On the last day of the conference, the organizers did something fiendish. They split the group of about 200 student leaders up into smaller groups by personality type. We were given a project to accomplish with those who were our same type.
There were only 2 other ENTJs. I immediately loathed both of these people. We all were supremely confident that we had the answers to lead the group to victory and we were all quite vocal about it. I began to wish that I had never met another ENTJ. Was I this terrible to be around? Our group made no progress on the project because we could not stop arguing.
After a certain amount of time, these conference organizers gave us all new groups. We were matched with a diverse group representing many different Myers-Briggs types. What a relief! The other groups had struggled too, in different ways. Certain groups couldn’t finish because they just socialized and never got on task. Still other groups over-deliberated. Some never had a leader step forward at all.
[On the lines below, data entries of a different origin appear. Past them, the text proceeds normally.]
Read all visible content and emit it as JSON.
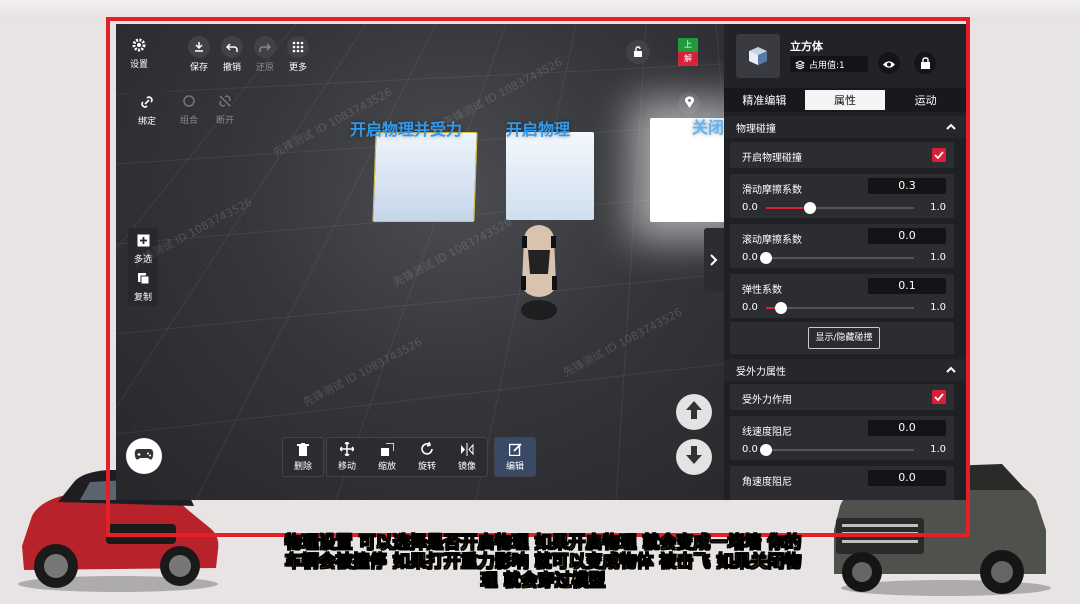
{
  "toolbar": {
    "settings": "设置",
    "save": "保存",
    "undo": "撤销",
    "redo": "还原",
    "more": "更多"
  },
  "left_tools": {
    "bind": "绑定",
    "combine": "组合",
    "disconnect": "断开",
    "multi_select": "多选",
    "copy": "复制"
  },
  "top_right": {
    "badge_top": "上",
    "badge_bottom": "解"
  },
  "scene_labels": {
    "label1": "开启物理并受力",
    "label2": "开启物理",
    "label3": "关闭"
  },
  "bottom_tools": [
    {
      "label": "删除",
      "icon": "trash-icon"
    },
    {
      "label": "移动",
      "icon": "move-icon"
    },
    {
      "label": "缩放",
      "icon": "scale-icon"
    },
    {
      "label": "旋转",
      "icon": "rotate-icon"
    },
    {
      "label": "镜像",
      "icon": "mirror-icon"
    },
    {
      "label": "编辑",
      "icon": "edit-icon"
    }
  ],
  "panel": {
    "object_name": "立方体",
    "occupancy": "占用值:1",
    "tabs": [
      "精准编辑",
      "属性",
      "运动"
    ],
    "active_tab": "属性",
    "physics_collision": {
      "title": "物理碰撞",
      "enable_label": "开启物理碰撞",
      "enable_checked": true,
      "sliding_friction": {
        "label": "滑动摩擦系数",
        "value": "0.3",
        "min": "0.0",
        "max": "1.0",
        "ratio": 0.3
      },
      "rolling_friction": {
        "label": "滚动摩擦系数",
        "value": "0.0",
        "min": "0.0",
        "max": "1.0",
        "ratio": 0.0
      },
      "elasticity": {
        "label": "弹性系数",
        "value": "0.1",
        "min": "0.0",
        "max": "1.0",
        "ratio": 0.1
      },
      "toggle_button": "显示/隐藏碰撞"
    },
    "external_force": {
      "title": "受外力属性",
      "enable_label": "受外力作用",
      "enable_checked": true,
      "linear_damping": {
        "label": "线速度阻尼",
        "value": "0.0",
        "min": "0.0",
        "max": "1.0",
        "ratio": 0.0
      },
      "angular_damping": {
        "label": "角速度阻尼",
        "value": "0.0"
      }
    }
  },
  "caption": {
    "line1": "物理设置 可以选择是否开启物理  如果开启物理 就会变成一堵墙 你的",
    "line2": "车辆会被撞停 如果打开重力影响 就可以变成物体 被击飞 如果关闭物",
    "line3": "理 就会穿过模型"
  },
  "watermark": "先锋测试 ID 1083743526",
  "colors": {
    "accent_red": "#d8203a",
    "label_blue": "#2f9bf0",
    "caption_yellow": "#ffe21b"
  }
}
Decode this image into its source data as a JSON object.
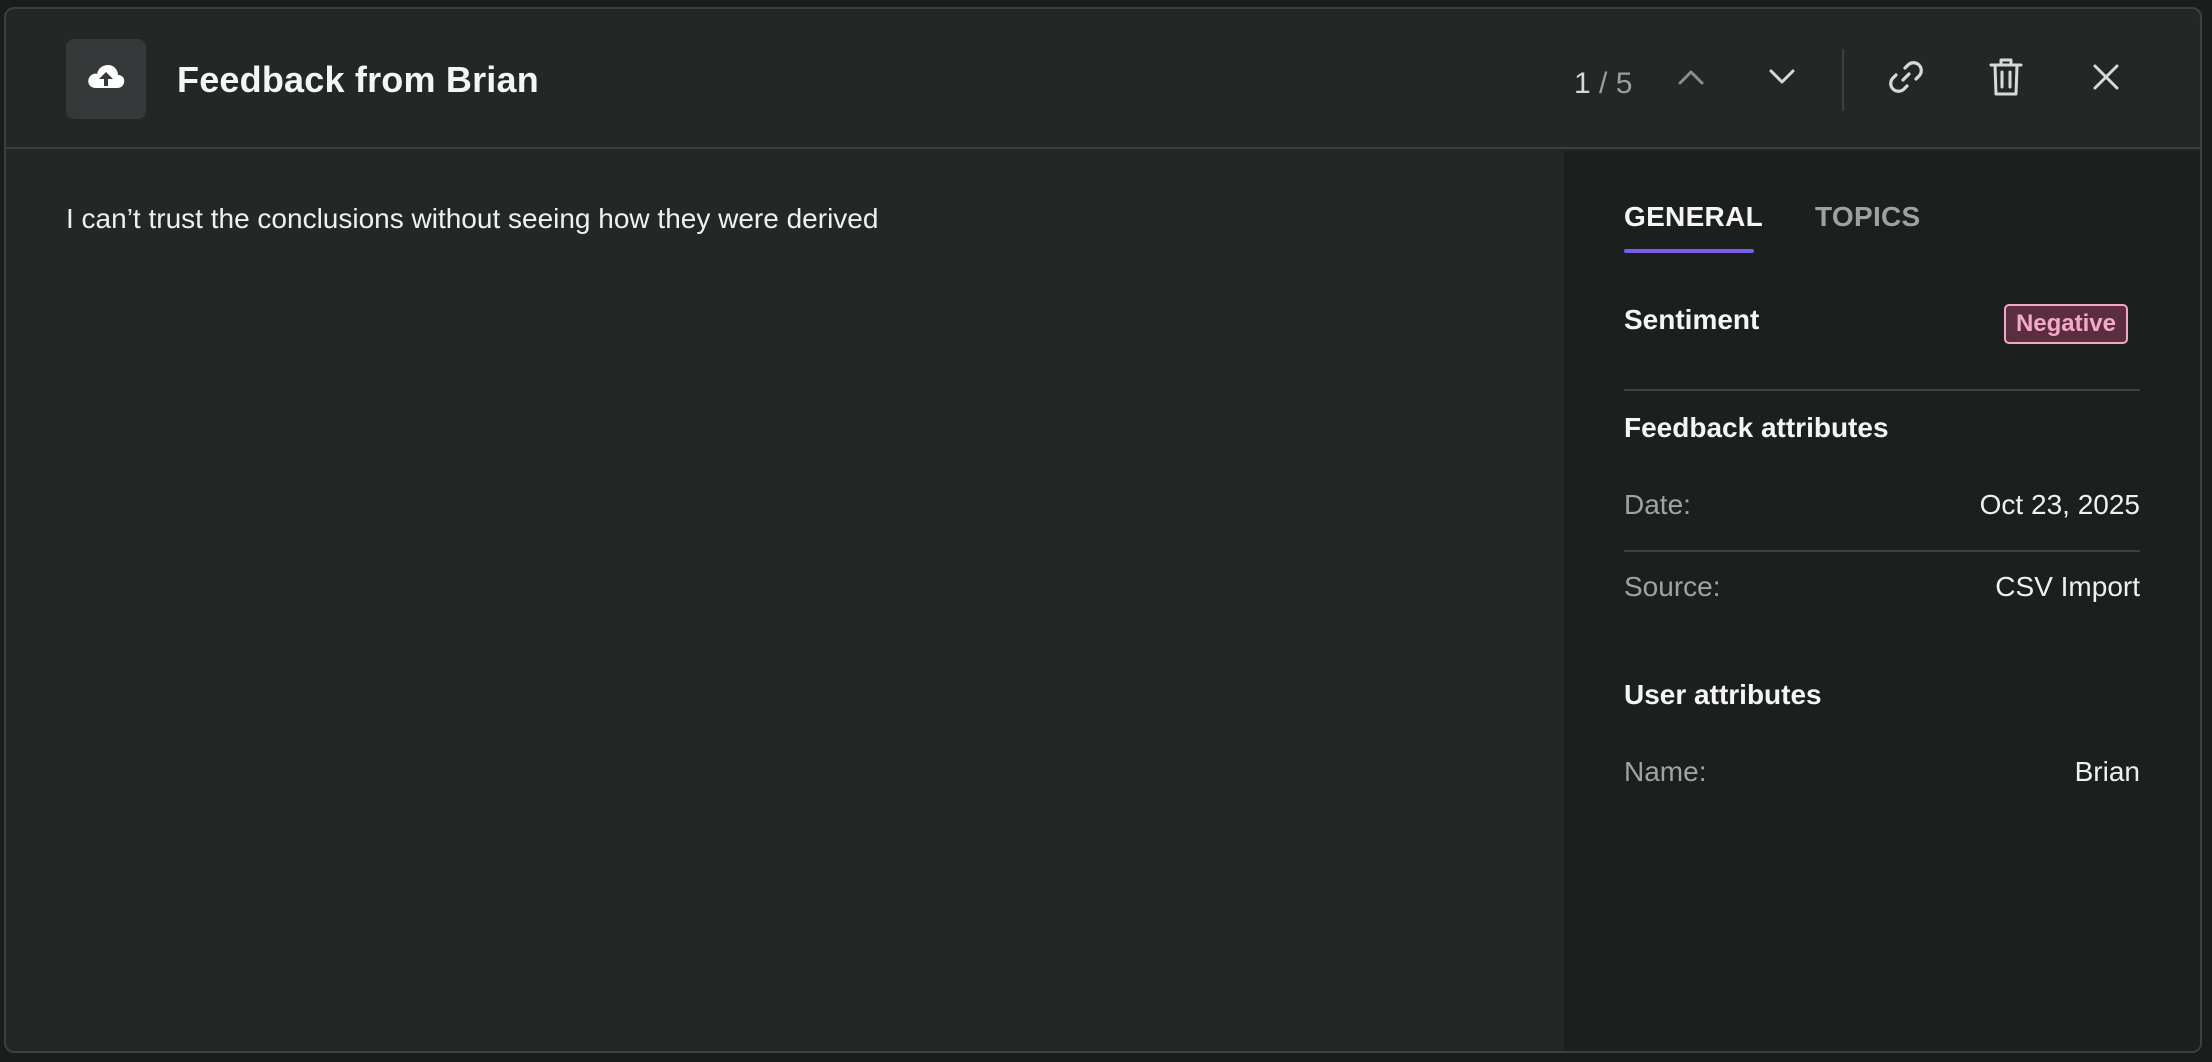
{
  "header": {
    "title": "Feedback from Brian",
    "counter_current": "1",
    "counter_sep": "/",
    "counter_total": "5",
    "icons": [
      "upload-cloud-icon",
      "chevron-up-icon",
      "chevron-down-icon",
      "link-icon",
      "trash-icon",
      "close-icon"
    ]
  },
  "feedback": {
    "text": "I can’t trust the conclusions without seeing how they were derived"
  },
  "sidebar": {
    "tabs": [
      {
        "label": "GENERAL",
        "active": true
      },
      {
        "label": "TOPICS",
        "active": false
      }
    ],
    "sentiment": {
      "label": "Sentiment",
      "value": "Negative"
    },
    "feedback_attributes": {
      "title": "Feedback attributes",
      "date_label": "Date:",
      "date_value": "Oct 23, 2025",
      "source_label": "Source:",
      "source_value": "CSV Import"
    },
    "user_attributes": {
      "title": "User attributes",
      "name_label": "Name:",
      "name_value": "Brian"
    }
  },
  "colors": {
    "accent": "#7b5ce6",
    "negative_badge_text": "#f5a9c8",
    "negative_badge_border": "#f2a7c6"
  }
}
Each person in our new group had a natural role. I assumed the executive role and others helped the group cooperate and still others made sure we took all details into account. Compared to my ENTJ group, this was project bliss.
What I learned from this experience was that there is truly strength in difference. Hiring others who are just like you is not a winning strategy. Also, work is more fun if everyone is a little bit different. Quirks emerge when folks are not all the same. Not to mention that it leads to more productivity when skill sets complement each other rather than clash.
So, next time you take one of those personality quizzes on Facebook, think about the results those around you might get too and how that helps you succeed together. Consider this too in your choice of mentor and in your hiring decisions. If you are a big picture “N” (Intuitive), it might be worthwhile to have a “S” (Sensing) perspective in your office to balance your tendencies. You might be so idea driven, you miss critical details that would affect implementation. As a manager, if you are a “TJ” combination (Thinking-Judging), you’ll tend to make snap decisions based on rationality and you’ll often alienate those who are make slower decisions based on feelings. It’s a good idea to consult someone who approached problems differently, especially if your decision will affect many other people.
Learning more about yourself is fun and, like a horoscope, it’s entertaining to see how your profile "matches" you. But, I would challenge you to use these types to learn more about those around you for better understanding and perspective.
Jessica Cloud, CFRE
I've been called the Tasmanian Devil of fundraising and I'm here to talk shop with you.